Weekend Briefing No. 458
A Saturday morning briefing on innovation and society.
Welcome to the weekend. I’m wishing you all a very happy Thanksgiving. I hope you take time to express your gratitude to your friends and family this week.
Did your brilliant friend forward this to you?
30,000—About 30,000 hectares of Canada are devoted exclusively to Christmas tree farming.
$19.62—New York City cabs are cranking up prices. As a result, the average taxi ride will jump from $15.97 to $19.62.
432,834—The formation of new businesses is still up, growing 1.2% in October in the United States. That month, there were 432,834 business applications, roughly flat compared to the 430,737 applications filed in the same month of 2021.
Humans have been around for about 300,000 years. It wasn’t until the 1800s that we hit 1 billion people on the planet. We hit 2 billion around the Great Depression. This week, we crossed the 8 billion mark. That’s really rapid growth, if you think about it. But here are some interesting population facts to think about: 1) We’ve already hit peak child expectancy; there will never again be more children alive than there are today, with fertility rates plummeting across the globe. 2) We’re getting older, which means there are fewer people able to work to support more people who can’t. 3) The UN projects the world population will reach about 10.4 billion in the 2080s. From there, it’s set to plateau for a couple of decades before falling around the turn of the 22nd century. ABC (11 minutes)
Everyone has experienced flow—that state of mind where you’re “in the zone” and able to perform tasks optimally with little conscious effort. In flow, time seems to pass differently. Your deep-seated skills take over and run on autopilot. You might even find that you’re able to successfully perform tasks at a level that was previously out of reach. Flow is naturally rewarding. Whether it’s playing baseball, programming or writing a novel, we have some of our best experiences and do some of our best work while we’re in flow states. So how can you best take advantage of flow? Researchers have identified 22 “flow triggers” that can catalyze flow states by either preparing yourself or your environment for them. In this video, researcher and writer Steven Kotler explains how to utilize flow triggers, and also how to understand the intrinsic motivators that drive flow states. Big Think (7 minutes)

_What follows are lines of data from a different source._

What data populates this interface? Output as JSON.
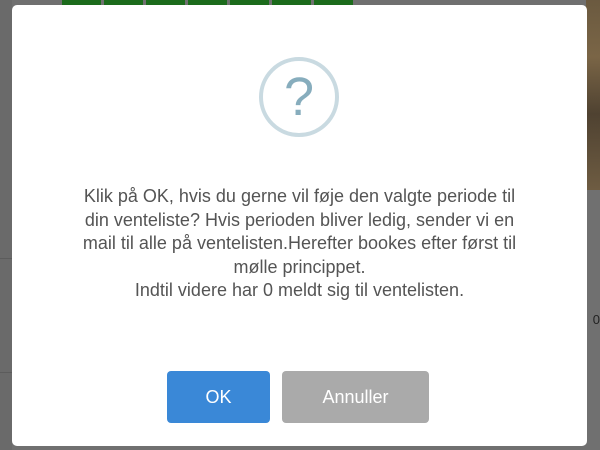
{
  "background": {
    "right_edge_text": "0"
  },
  "dialog": {
    "icon": "question-icon",
    "icon_glyph": "?",
    "message_lines": [
      "Klik på OK, hvis du gerne vil føje den valgte periode til",
      "din venteliste? Hvis perioden bliver ledig, sender vi en",
      "mail til alle på ventelisten.Herefter bookes efter først til",
      "mølle princippet.",
      "Indtil videre har 0 meldt sig til ventelisten."
    ],
    "ok_label": "OK",
    "cancel_label": "Annuller"
  },
  "colors": {
    "ok_button": "#3a88d7",
    "cancel_button": "#aaaaaa",
    "icon_ring": "#c9dae1",
    "icon_glyph": "#87adbd",
    "message_text": "#545454"
  }
}
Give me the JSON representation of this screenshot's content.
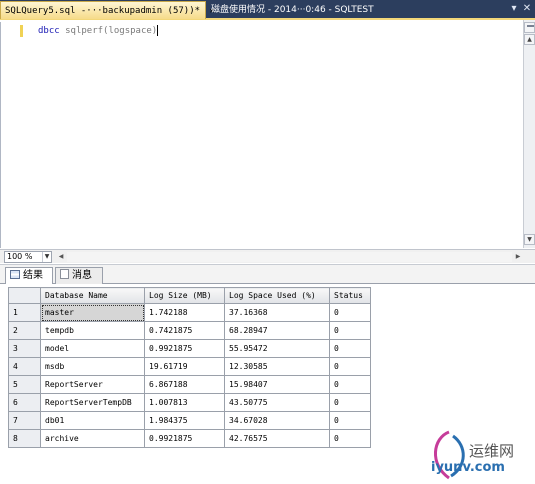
{
  "tabs": {
    "active_title": "SQLQuery5.sql -···backupadmin (57))*",
    "active_close": "✕",
    "inactive_title": "磁盘使用情况 - 2014···0:46 - SQLTEST"
  },
  "editor": {
    "keyword": "dbcc",
    "command": "sqlperf(logspace)"
  },
  "zoom": {
    "value": "100 %"
  },
  "results_tabs": [
    {
      "label": "结果",
      "icon": "grid-icon"
    },
    {
      "label": "消息",
      "icon": "message-icon"
    }
  ],
  "grid": {
    "columns": [
      "Database Name",
      "Log Size (MB)",
      "Log Space Used (%)",
      "Status"
    ],
    "rows": [
      {
        "num": "1",
        "name": "master",
        "size": "1.742188",
        "used": "37.16368",
        "status": "0"
      },
      {
        "num": "2",
        "name": "tempdb",
        "size": "0.7421875",
        "used": "68.28947",
        "status": "0"
      },
      {
        "num": "3",
        "name": "model",
        "size": "0.9921875",
        "used": "55.95472",
        "status": "0"
      },
      {
        "num": "4",
        "name": "msdb",
        "size": "19.61719",
        "used": "12.30585",
        "status": "0"
      },
      {
        "num": "5",
        "name": "ReportServer",
        "size": "6.867188",
        "used": "15.98407",
        "status": "0"
      },
      {
        "num": "6",
        "name": "ReportServerTempDB",
        "size": "1.007813",
        "used": "43.50775",
        "status": "0"
      },
      {
        "num": "7",
        "name": "db01",
        "size": "1.984375",
        "used": "34.67028",
        "status": "0"
      },
      {
        "num": "8",
        "name": "archive",
        "size": "0.9921875",
        "used": "42.76575",
        "status": "0"
      }
    ]
  },
  "watermark": {
    "cn": "运维网",
    "en": "iyunv.com"
  },
  "colors": {
    "tab_strip": "#2c3e5e",
    "active_tab": "#f6db8a",
    "keyword": "#1a1ab4"
  }
}
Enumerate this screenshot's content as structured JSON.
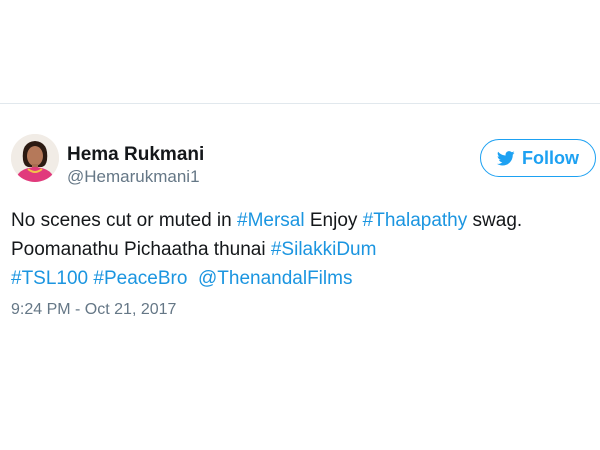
{
  "tweet": {
    "author": {
      "name": "Hema Rukmani",
      "handle": "@Hemarukmani1"
    },
    "follow_label": "Follow",
    "text_lines": [
      {
        "t1": "No scenes cut or muted in ",
        "tag1": "#Mersal",
        "t2": " Enjoy ",
        "tag2": "#Thalapathy",
        "t3": " swag."
      },
      {
        "t1": "Poomanathu Pichaatha thunai ",
        "tag1": "#SilakkiDum"
      },
      {
        "tag1": "#TSL100",
        "tag2": "#PeaceBro",
        "mention": "@ThenandalFilms"
      }
    ],
    "timestamp": "9:24 PM - Oct 21, 2017"
  },
  "colors": {
    "link": "#1b95e0",
    "brand": "#1da1f2",
    "secondary_text": "#657786",
    "divider": "#e1e8ed"
  },
  "icons": {
    "follow_button": "twitter-bird-icon"
  }
}
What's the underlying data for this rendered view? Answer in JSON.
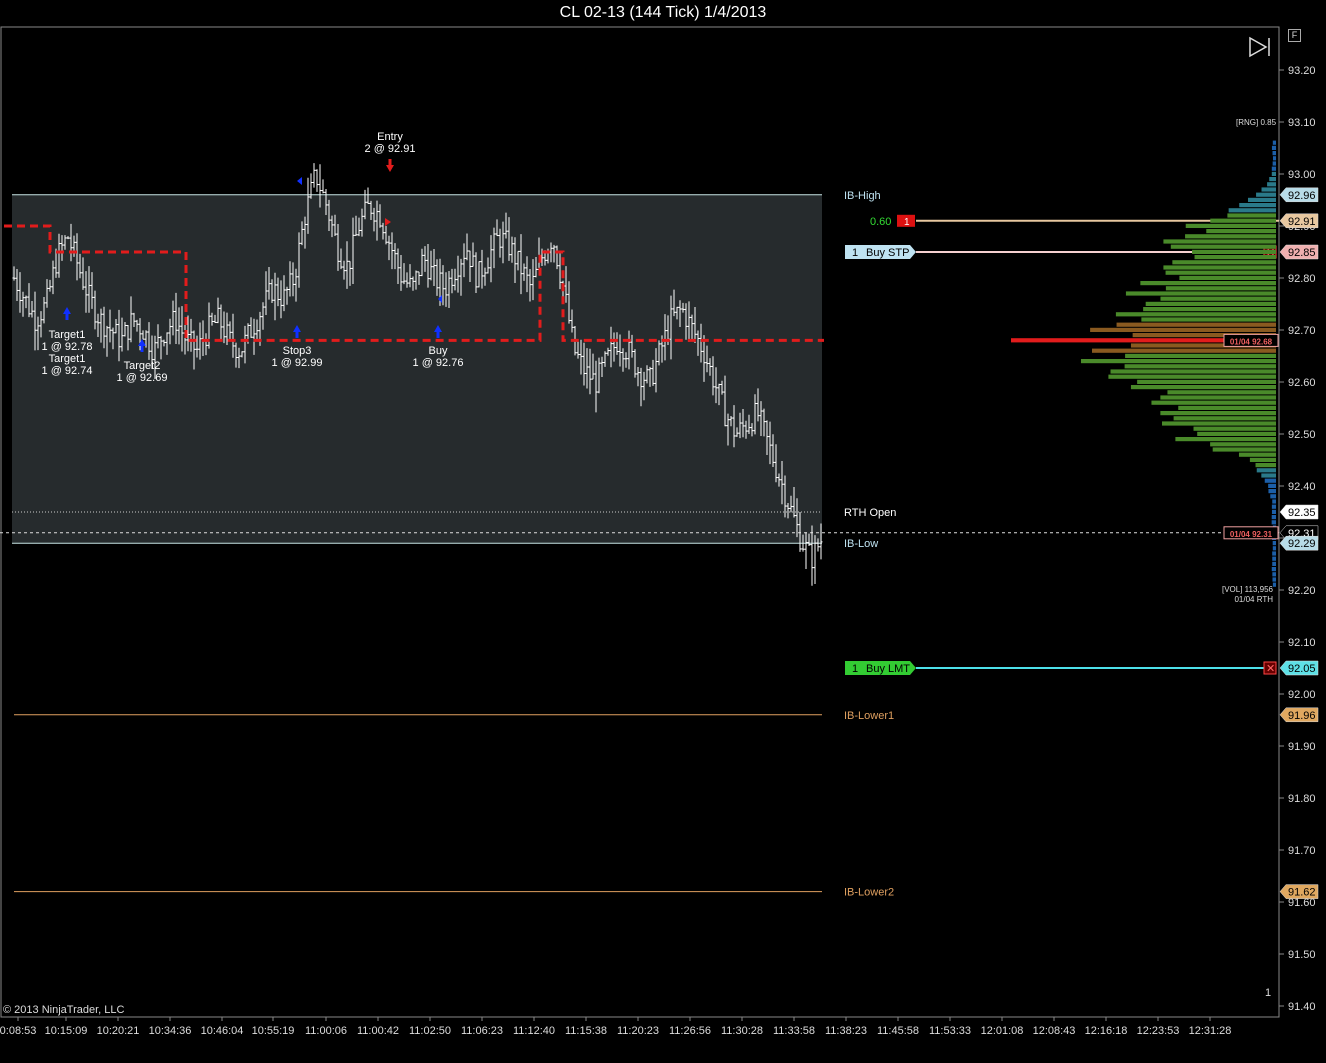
{
  "window": {
    "title": "CL 02-13 (144 Tick)  1/4/2013"
  },
  "footer": {
    "copyright": "© 2013 NinjaTrader, LLC",
    "corner_count": "1",
    "f_tag": "F"
  },
  "profile_info": {
    "range_label": "[RNG] 0.85",
    "vol_line1": "[VOL] 113,956",
    "vol_line2": "01/04 RTH"
  },
  "colors": {
    "background": "#000000",
    "ib_box": "#262b2d",
    "price_bars": "#ffffff",
    "dash_line": "#e21c1c",
    "ib_high": "#c8e6e6",
    "ib_lower": "#e0a060",
    "buy_lmt": "#33cc33",
    "buy_stp": "#bfe3f2",
    "poc": "#e21c1c"
  },
  "levels": {
    "ib_high": {
      "label": "IB-High",
      "price": 92.96
    },
    "ib_low": {
      "label": "IB-Low",
      "price": 92.29
    },
    "rth_open": {
      "label": "RTH Open",
      "price": 92.35
    },
    "ib_lower1": {
      "label": "IB-Lower1",
      "price": 91.96
    },
    "ib_lower2": {
      "label": "IB-Lower2",
      "price": 91.62
    }
  },
  "position": {
    "pnl": "0.60",
    "qty": "1",
    "price": 92.91
  },
  "orders": {
    "buy_stp": {
      "qty": "1",
      "label": "Buy STP",
      "price": 92.85
    },
    "buy_lmt": {
      "qty": "1",
      "label": "Buy LMT",
      "price": 92.05
    }
  },
  "price_axis": {
    "ticks": [
      "93.20",
      "93.10",
      "93.00",
      "92.90",
      "92.80",
      "92.70",
      "92.60",
      "92.50",
      "92.40",
      "92.30",
      "92.20",
      "92.10",
      "92.00",
      "91.90",
      "91.80",
      "91.70",
      "91.60",
      "91.50",
      "91.40"
    ],
    "markers": [
      {
        "text": "92.96",
        "price": 92.96,
        "bg": "#b8dce8",
        "fg": "#000"
      },
      {
        "text": "92.91",
        "price": 92.91,
        "bg": "#e8c8a0",
        "fg": "#000"
      },
      {
        "text": "92.85",
        "price": 92.85,
        "bg": "#f0b0b0",
        "fg": "#000"
      },
      {
        "text": "92.35",
        "price": 92.35,
        "bg": "#ffffff",
        "fg": "#000"
      },
      {
        "text": "92.31",
        "price": 92.31,
        "bg": "#000000",
        "fg": "#fff"
      },
      {
        "text": "92.29",
        "price": 92.29,
        "bg": "#b8dce8",
        "fg": "#000"
      },
      {
        "text": "92.05",
        "price": 92.05,
        "bg": "#5ee0e6",
        "fg": "#000"
      },
      {
        "text": "91.96",
        "price": 91.96,
        "bg": "#e0a860",
        "fg": "#000"
      },
      {
        "text": "91.62",
        "price": 91.62,
        "bg": "#e0a860",
        "fg": "#000"
      }
    ],
    "profile_tags": [
      {
        "text": "01/04 92.68",
        "price": 92.68
      },
      {
        "text": "01/04 92.31",
        "price": 92.31
      }
    ]
  },
  "time_axis": {
    "ticks": [
      "0:08:53",
      "10:15:09",
      "10:20:21",
      "10:34:36",
      "10:46:04",
      "10:55:19",
      "11:00:06",
      "11:00:42",
      "11:02:50",
      "11:06:23",
      "11:12:40",
      "11:15:38",
      "11:20:23",
      "11:26:56",
      "11:30:28",
      "11:33:58",
      "11:38:23",
      "11:45:58",
      "11:53:33",
      "12:01:08",
      "12:08:43",
      "12:16:18",
      "12:23:53",
      "12:31:28"
    ]
  },
  "chart_data": {
    "type": "ohlc-tick-chart",
    "instrument": "CL 02-13",
    "interval": "144 Tick",
    "date": "1/4/2013",
    "y_range": [
      91.38,
      93.24
    ],
    "close_path": [
      92.8,
      92.76,
      92.72,
      92.75,
      92.84,
      92.88,
      92.82,
      92.76,
      92.72,
      92.7,
      92.68,
      92.72,
      92.7,
      92.66,
      92.7,
      92.72,
      92.68,
      92.66,
      92.7,
      92.72,
      92.68,
      92.66,
      92.7,
      92.74,
      92.78,
      92.76,
      92.8,
      92.92,
      93.0,
      92.94,
      92.86,
      92.82,
      92.9,
      92.94,
      92.92,
      92.86,
      92.8,
      92.78,
      92.84,
      92.8,
      92.78,
      92.82,
      92.86,
      92.8,
      92.84,
      92.88,
      92.86,
      92.82,
      92.78,
      92.84,
      92.88,
      92.78,
      92.66,
      92.62,
      92.6,
      92.64,
      92.68,
      92.66,
      92.62,
      92.6,
      92.66,
      92.72,
      92.74,
      92.7,
      92.66,
      92.6,
      92.54,
      92.5,
      92.52,
      92.54,
      92.48,
      92.42,
      92.36,
      92.3,
      92.26,
      92.3
    ],
    "trade_markers": [
      {
        "label": "Entry",
        "detail": "2 @ 92.91",
        "side": "sell",
        "price": 92.91
      },
      {
        "label": "Target1",
        "detail": "1 @ 92.78",
        "side": "buy",
        "price": 92.78
      },
      {
        "label": "Target1",
        "detail": "1 @ 92.74",
        "side": "buy",
        "price": 92.74
      },
      {
        "label": "Target2",
        "detail": "1 @ 92.69",
        "side": "buy",
        "price": 92.69
      },
      {
        "label": "Stop3",
        "detail": "1 @ 92.99",
        "side": "buy",
        "price": 92.99
      },
      {
        "label": "Buy",
        "detail": "1 @ 92.76",
        "side": "buy",
        "price": 92.76
      }
    ],
    "volume_profile_poc": 92.68
  }
}
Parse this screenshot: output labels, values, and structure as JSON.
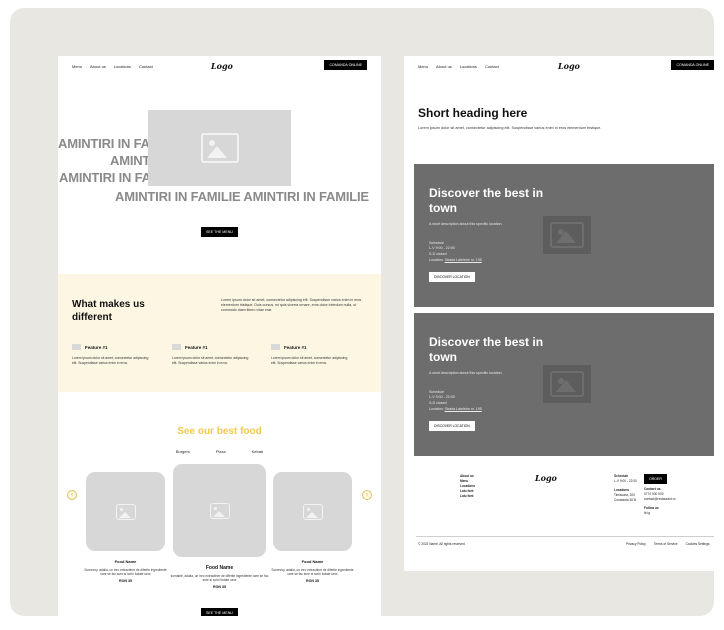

Designing for Everyone
Twenty-six percent of the US population is living with some type of disability. That’s over one in four people who could become frustrated and leave if they can’t easily use your website or app. Accessibility is no longer an option—and it’s essential to good design. Glance (Sponsored)
If you’ve been a reader for a while, you know that one of the technologies I believe will most shape the future is CRISPR—a new area of biomedical science that enables gene editing and could be the key to eventually curing diseases like autism or cancer. In this video, biologist Neville Sanjana explains this concept to five different people; a 7-year-old, a 14-year-old, a college student, a grad student and a CRISPR expert. Check it out. WIRED (16 minutes)
Should I Start a Startup?
I talk to many people thinking about taking the leap into entrepreneurship. This video from Y Combinator is one of the best pieces of content I’ve seen on helping understand whether being a founder is right for you. Here are some interesting insights: 1) Resilience is the most important quality in a founder. Launching a startup means pushing through a lot of rejection. Counterintuitively, a founder that appears confident isn’t necessarily resilient. 2) Initial motivation doesn’t matter much. To stick with the startup over a long-time horizon, your initial motivation is less important than being genuinely interested in the problem and loving the people you’re working with. Y Combinator (17 minutes)
Here are some tips for finding clarity at career crossroads. There are countless studies that have proven the benefits of reminding yourself of what you value. Doing so has been shown to lead to better learning outcomes in school, more decisive decision-making and higher levels of resilience. 2) Learn through action, not rumination. Rather than try to perform endless thought experiments to gain clarity, we can choose a direction and then create the reasons for why we did so. That is to say instead of making the right choice, we have the power through our actions to make the choice right. Every (7 minutes)
Very Important and Hard to Teach
The most important decisions in your life may be whether to marry, who to marry and whether to have kids. But none of those topics are taught in school. They’re hardly even discussed. How could they be? They aren’t problems you can distill down to an equation or even a broad principle. This article is an interesting list of such topics, including: 1) How to recognize that your own views would be different if you were born in a different country or era. 2) How to manage the balance between confidence and ego, recognizing that you might be unique but you’re not special. 3) How to accept your own faults without guilt. 4) How to change your mind, especially about things that were once core to your identity. Collab Fund (4 minutes)
Should We Work Together?
Hi! I’m Kyle. This newsletter is my passion project. When I’m not writing, I run a law firm that helps startups move fast without breaking things. Most founders want a trusted legal partner, but they hate surprise legal bills. At Westaway, we take care of your startup’s legal needs for a flat, monthly fee so you can control your costs and focus on scaling your business. If you’re interested, let’s jump on a call to see if you’re a good fit for the firm. Click here to schedule a 1-on-1 call with me.
Perpetual optimism is a force multiplier. –Colin Powell